Entries taken from a collection:
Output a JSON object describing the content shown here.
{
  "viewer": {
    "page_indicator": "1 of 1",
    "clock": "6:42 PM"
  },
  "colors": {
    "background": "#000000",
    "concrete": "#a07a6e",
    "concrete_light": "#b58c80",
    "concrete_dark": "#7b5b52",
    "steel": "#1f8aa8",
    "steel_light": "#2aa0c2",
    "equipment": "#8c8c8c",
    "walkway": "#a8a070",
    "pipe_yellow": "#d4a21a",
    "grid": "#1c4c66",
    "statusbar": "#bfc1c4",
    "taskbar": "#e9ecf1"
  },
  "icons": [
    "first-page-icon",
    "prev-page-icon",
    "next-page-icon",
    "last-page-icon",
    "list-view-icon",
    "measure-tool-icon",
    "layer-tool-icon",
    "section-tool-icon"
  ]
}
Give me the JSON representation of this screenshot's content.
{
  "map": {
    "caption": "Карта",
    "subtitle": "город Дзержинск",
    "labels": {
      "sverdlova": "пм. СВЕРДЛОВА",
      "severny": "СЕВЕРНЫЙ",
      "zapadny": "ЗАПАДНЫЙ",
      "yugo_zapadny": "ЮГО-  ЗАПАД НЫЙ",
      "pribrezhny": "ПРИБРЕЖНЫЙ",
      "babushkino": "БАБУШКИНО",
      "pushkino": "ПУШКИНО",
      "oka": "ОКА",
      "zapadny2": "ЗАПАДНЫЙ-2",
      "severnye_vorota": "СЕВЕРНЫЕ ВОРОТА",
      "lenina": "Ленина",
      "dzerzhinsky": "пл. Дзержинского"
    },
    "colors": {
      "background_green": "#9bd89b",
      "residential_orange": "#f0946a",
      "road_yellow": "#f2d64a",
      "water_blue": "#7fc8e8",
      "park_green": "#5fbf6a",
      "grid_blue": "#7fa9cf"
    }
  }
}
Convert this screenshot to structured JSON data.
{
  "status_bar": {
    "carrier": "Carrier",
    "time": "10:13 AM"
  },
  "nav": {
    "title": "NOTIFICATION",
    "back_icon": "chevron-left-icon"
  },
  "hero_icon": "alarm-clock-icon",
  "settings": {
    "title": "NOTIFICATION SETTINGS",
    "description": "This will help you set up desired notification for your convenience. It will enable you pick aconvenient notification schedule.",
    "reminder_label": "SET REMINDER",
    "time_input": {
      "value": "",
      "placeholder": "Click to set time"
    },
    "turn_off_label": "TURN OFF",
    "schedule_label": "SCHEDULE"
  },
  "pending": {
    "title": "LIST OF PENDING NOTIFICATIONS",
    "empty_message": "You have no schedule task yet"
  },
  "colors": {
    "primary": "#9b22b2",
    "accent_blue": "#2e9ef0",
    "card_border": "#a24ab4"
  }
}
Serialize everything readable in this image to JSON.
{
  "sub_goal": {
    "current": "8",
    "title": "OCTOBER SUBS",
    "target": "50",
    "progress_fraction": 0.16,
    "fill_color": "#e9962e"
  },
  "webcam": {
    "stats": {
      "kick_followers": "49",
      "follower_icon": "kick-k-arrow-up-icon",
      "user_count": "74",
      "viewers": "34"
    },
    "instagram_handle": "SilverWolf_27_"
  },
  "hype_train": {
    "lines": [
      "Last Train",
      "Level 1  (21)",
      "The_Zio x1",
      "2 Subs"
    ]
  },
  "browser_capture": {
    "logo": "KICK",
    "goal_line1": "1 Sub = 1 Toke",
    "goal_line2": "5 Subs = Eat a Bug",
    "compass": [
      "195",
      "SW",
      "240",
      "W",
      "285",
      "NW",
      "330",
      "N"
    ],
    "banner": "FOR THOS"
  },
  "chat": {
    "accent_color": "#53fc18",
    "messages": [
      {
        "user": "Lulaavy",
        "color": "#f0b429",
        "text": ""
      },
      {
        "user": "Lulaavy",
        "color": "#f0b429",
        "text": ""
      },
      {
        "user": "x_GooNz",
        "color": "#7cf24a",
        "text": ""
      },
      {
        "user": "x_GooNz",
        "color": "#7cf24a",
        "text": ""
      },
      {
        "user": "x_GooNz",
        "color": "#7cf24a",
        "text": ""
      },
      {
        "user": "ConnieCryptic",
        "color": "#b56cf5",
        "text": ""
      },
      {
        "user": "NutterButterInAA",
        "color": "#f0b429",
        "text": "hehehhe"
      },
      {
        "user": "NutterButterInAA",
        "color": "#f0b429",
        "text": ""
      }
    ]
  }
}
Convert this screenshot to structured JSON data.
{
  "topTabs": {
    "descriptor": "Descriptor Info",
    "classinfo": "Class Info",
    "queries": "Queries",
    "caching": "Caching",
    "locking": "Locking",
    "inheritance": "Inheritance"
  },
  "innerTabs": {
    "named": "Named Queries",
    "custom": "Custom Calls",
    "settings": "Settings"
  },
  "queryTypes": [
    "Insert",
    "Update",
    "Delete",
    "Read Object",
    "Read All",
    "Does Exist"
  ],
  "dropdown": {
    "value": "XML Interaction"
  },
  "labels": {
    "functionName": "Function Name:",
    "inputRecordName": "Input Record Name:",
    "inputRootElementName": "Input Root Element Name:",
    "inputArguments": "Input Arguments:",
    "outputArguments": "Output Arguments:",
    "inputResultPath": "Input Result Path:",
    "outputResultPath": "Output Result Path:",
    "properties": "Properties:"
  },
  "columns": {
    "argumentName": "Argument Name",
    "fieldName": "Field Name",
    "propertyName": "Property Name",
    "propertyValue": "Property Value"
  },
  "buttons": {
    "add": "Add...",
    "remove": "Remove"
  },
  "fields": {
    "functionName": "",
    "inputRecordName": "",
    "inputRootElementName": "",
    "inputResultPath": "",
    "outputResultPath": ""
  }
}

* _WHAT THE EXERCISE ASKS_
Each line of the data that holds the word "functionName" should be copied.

* _SOLVED EXERCISE_
    "functionName": "Function Name:",
    "functionName": "",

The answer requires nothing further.